He is just one of 33,000 employees that InterContinental is aiming to hire to work at the 46 hotels it plans to open in the Middle East and Africa in the next three years. "We're adding at least 50 per cent to our portfolio in the next three years, and it doesn't matter whether you're talking about hotels, the number of employees we need or the number of rooms," said John Bamsey, the InterContinental's chief operating officer for the Middle East and Africa. InterContinental already has the largest presence of any hotel company in the region, with 76 properties in the Middle East.
"We need a combination of people who have got industry experience and people who haven't got industry experience. Clearly there are a number of challenges." Hotels in the Middle East and Africa were hit hard by the global economic crisis. In January, hotel occupancies in the region fell 2.3 per cent to 54.8 per cent from January last year, with the average daily room rate decreasing 1.9 per cent to US$170.20 (Dh625.11), data from the London research company STR Global show.
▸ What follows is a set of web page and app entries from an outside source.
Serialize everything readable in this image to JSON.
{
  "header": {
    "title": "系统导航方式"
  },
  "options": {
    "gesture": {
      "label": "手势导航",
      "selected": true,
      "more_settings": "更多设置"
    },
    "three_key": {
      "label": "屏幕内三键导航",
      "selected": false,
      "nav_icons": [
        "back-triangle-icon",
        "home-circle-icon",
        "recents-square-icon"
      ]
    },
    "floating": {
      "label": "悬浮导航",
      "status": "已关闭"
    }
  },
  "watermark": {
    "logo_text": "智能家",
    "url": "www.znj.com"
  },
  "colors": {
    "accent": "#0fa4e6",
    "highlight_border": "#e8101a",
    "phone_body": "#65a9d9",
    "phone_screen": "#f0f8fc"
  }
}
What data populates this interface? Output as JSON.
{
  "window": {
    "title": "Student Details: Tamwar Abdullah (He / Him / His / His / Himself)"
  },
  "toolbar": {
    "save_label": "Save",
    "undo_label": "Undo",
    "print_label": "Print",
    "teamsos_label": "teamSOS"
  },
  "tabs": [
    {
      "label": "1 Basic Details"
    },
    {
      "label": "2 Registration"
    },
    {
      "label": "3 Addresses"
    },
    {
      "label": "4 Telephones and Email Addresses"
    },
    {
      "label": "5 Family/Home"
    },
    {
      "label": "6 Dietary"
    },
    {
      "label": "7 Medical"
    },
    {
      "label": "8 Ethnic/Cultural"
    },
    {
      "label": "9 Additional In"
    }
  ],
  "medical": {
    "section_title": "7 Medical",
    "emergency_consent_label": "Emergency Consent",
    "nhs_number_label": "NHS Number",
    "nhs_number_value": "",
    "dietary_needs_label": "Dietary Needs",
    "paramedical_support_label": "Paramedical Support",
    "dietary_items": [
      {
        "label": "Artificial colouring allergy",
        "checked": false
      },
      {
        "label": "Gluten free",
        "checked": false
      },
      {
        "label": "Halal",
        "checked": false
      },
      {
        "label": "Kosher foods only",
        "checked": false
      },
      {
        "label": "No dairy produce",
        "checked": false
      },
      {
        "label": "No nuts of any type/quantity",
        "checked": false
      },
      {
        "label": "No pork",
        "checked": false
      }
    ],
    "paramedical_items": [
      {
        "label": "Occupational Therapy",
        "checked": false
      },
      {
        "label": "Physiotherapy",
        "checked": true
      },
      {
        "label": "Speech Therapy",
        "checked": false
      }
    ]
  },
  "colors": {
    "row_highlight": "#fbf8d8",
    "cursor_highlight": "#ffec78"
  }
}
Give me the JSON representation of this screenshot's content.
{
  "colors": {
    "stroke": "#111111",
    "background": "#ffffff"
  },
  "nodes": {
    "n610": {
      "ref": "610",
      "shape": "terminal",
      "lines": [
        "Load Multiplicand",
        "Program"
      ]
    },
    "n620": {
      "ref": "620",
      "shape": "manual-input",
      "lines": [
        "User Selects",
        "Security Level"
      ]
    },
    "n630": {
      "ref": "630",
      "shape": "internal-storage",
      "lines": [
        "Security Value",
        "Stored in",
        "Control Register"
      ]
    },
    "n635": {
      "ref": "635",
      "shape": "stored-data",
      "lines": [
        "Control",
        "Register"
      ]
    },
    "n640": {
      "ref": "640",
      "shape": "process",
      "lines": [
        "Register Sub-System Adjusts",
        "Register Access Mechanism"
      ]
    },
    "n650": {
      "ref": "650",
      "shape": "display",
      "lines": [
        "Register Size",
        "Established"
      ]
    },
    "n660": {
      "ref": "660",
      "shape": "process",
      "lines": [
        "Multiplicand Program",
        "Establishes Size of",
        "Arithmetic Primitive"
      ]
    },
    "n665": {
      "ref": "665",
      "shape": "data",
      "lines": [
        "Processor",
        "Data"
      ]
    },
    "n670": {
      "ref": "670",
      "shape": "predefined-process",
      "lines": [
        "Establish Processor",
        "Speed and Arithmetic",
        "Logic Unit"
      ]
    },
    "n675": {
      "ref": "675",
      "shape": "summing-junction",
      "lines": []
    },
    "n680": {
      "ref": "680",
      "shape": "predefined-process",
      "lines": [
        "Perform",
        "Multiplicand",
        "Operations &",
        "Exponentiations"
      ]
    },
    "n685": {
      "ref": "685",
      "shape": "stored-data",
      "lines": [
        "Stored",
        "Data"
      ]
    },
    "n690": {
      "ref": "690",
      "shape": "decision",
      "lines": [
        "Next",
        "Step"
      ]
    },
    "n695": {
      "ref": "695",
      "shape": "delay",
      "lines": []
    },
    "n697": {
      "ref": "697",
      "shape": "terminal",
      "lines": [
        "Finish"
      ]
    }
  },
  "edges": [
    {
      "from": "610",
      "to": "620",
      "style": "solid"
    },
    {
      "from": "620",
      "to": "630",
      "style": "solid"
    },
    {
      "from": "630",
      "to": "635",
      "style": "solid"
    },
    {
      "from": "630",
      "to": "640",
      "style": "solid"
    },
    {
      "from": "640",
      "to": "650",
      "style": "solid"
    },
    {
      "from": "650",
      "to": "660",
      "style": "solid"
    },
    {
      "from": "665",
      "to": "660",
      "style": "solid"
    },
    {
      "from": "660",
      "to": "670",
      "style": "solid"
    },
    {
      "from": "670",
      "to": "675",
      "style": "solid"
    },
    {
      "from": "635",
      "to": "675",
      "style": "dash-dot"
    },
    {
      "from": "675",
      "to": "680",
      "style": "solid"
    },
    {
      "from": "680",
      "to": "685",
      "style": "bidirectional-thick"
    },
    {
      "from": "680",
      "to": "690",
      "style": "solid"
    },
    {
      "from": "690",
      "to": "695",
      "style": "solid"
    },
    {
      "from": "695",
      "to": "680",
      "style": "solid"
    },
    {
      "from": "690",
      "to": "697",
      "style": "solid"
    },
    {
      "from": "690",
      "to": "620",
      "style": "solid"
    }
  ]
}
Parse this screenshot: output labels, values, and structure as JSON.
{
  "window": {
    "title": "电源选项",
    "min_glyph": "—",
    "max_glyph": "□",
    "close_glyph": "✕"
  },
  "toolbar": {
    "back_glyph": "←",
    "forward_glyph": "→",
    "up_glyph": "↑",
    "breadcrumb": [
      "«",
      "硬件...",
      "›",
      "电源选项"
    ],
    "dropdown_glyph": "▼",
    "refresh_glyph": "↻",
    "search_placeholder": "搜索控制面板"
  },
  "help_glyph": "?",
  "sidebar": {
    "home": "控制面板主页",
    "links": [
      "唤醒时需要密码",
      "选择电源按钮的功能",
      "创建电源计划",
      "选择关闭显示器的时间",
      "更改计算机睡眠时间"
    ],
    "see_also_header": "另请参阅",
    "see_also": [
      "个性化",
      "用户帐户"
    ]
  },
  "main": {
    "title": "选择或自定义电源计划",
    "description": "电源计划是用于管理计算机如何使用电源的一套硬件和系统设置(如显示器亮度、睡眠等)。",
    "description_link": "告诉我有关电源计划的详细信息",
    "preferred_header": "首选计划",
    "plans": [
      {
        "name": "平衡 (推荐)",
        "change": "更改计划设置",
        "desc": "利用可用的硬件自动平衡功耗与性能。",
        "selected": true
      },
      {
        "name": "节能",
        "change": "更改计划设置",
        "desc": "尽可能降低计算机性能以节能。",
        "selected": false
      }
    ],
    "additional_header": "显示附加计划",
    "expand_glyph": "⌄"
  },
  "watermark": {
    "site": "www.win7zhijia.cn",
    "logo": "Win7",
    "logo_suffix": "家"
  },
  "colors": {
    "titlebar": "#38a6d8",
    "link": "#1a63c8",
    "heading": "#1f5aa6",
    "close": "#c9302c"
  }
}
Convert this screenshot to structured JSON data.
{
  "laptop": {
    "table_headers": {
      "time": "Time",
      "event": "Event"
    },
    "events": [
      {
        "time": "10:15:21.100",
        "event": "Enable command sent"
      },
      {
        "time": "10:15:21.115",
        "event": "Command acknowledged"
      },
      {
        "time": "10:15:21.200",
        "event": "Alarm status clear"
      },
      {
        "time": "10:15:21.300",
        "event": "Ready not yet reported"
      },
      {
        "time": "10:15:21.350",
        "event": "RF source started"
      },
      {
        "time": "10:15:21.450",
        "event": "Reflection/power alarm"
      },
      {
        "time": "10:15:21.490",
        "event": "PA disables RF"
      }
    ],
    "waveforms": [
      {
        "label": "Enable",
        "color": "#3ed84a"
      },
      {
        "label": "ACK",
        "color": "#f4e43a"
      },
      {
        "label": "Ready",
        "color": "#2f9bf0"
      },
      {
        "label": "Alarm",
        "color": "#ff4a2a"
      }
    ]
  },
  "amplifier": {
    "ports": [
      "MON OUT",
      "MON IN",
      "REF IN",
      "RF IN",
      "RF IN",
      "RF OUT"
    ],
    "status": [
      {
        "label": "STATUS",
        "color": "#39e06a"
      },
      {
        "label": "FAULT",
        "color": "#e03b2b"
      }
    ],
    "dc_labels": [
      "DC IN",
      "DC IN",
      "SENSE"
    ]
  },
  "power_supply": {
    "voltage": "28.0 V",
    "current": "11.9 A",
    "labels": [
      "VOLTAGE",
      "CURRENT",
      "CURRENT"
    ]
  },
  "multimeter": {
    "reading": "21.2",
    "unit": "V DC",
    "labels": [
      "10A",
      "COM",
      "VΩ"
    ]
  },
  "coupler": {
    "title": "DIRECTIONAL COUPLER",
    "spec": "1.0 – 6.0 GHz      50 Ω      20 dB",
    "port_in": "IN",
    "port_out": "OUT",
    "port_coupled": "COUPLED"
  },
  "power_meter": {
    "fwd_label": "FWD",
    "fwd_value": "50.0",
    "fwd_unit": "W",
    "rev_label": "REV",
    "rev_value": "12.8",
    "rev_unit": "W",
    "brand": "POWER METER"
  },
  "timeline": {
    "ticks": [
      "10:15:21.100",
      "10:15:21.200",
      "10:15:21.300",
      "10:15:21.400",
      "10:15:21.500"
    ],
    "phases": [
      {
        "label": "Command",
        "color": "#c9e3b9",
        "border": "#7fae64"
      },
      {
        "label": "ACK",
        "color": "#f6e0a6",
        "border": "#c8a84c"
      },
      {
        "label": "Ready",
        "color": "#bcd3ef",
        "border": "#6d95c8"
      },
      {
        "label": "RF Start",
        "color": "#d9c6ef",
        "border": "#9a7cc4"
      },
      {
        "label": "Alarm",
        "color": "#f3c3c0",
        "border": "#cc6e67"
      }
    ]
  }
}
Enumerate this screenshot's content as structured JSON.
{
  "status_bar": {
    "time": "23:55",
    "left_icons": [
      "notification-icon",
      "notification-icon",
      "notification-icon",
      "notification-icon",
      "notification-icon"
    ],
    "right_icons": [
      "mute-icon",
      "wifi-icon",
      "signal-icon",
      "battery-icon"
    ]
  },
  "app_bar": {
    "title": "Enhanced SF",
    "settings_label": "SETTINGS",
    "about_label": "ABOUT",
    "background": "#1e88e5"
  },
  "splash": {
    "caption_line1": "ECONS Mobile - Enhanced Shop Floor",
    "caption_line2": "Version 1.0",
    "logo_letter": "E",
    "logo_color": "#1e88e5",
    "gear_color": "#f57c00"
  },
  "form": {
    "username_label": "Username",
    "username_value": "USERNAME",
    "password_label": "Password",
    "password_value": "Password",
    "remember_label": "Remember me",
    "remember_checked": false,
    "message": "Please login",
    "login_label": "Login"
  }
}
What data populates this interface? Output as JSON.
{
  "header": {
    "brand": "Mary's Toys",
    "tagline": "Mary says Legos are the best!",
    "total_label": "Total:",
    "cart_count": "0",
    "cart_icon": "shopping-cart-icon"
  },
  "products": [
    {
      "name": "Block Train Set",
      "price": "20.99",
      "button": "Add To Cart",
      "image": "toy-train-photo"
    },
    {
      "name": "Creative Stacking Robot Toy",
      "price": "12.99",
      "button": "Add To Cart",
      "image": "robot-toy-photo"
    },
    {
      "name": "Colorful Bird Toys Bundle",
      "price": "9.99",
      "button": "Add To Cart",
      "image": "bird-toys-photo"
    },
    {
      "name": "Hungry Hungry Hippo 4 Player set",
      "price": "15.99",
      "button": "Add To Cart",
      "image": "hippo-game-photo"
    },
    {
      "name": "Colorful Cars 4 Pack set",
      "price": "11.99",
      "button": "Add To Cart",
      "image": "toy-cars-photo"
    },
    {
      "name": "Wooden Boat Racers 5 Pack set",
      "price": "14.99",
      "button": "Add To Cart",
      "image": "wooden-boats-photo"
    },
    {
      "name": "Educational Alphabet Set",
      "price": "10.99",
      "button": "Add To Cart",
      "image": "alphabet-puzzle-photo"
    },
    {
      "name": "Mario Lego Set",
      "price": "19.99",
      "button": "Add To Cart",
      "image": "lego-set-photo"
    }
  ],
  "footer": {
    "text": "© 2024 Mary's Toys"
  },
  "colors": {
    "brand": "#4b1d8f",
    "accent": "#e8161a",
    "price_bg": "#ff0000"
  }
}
Still, the InterContinental group is pushing ahead with plans to open a further seven hotels in the UAE. Those plans include an InterContinental hotel at Al Raha beach development in Abu Dhabi; InterContinental hotels in Ras al Khaimah and Fujairah; and two more Crowne Plaza hotels in Dubai. The group already has 16 hotels in the country and is opening a Holiday Inn Express at Dubai International Airport this month.
But some of the group's projects were experiencing delays, Mr Bamsey said. "The overall level of construction activity has been so huge that people have been more optimistic about how fast they can actually turn a development drawing into a fully operational hotel." Dubai has started to see an improvement in its occupancy levels, but room rates are still down significantly from the boom times before the global downturn.
Occupancies in Dubai increased by 6.1 per cent in January over the same month last year, reaching 72.1 per cent. Average daily room rates, however, were down 23.4 per cent to $180.26 in the emirate. "You will see recovery," Mr Bamsey said. "If Europe has been in economic recession, when those markets pick up, there will be more disposable income and people will travel more, so the markets will come back. The fundamentals of Dubai and the Gulf are very strong. It's still within six-and-a-half hours of 1.9 billion people."
The region simply needs to ride out the crisis, he said. "I have a surfboard in my office. I don't surf, but it's a way of articulating to my team: 'ride the wave'." @Email:firstname.lastname@example.org